THE TASK
Working through the lines below, return each one that holds "ajouter".

[Excerpts from an interface dataset]

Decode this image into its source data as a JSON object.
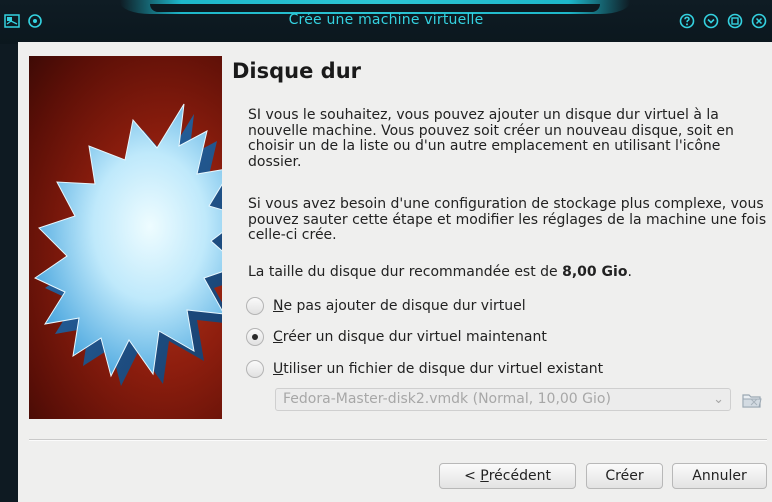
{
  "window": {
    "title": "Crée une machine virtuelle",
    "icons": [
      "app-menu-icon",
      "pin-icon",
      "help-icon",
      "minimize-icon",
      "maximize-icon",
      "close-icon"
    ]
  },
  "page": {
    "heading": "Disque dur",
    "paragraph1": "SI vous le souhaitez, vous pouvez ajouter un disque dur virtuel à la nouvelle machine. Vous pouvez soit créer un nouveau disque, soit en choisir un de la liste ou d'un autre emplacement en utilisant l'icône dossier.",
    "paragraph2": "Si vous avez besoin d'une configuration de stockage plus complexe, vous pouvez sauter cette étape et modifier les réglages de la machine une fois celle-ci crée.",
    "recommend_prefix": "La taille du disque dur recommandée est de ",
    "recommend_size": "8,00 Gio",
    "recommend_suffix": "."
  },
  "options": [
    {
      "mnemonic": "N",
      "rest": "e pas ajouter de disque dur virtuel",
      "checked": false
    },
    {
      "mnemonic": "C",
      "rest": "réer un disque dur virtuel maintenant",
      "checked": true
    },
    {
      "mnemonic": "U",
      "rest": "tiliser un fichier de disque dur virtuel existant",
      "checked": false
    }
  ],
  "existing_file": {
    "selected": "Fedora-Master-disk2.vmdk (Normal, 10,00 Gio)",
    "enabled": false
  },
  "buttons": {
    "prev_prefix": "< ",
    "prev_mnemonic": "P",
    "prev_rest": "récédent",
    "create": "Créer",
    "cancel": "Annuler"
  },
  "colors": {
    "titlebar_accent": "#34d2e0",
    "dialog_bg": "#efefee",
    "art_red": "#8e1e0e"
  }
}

OUTPUT OF THE TASK
    "paragraph1": "SI vous le souhaitez, vous pouvez ajouter un disque dur virtuel à la nouvelle machine. Vous pouvez soit créer un nouveau disque, soit en choisir un de la liste ou d'un autre emplacement en utilisant l'icône dossier.",
      "rest": "e pas ajouter de disque dur virtuel",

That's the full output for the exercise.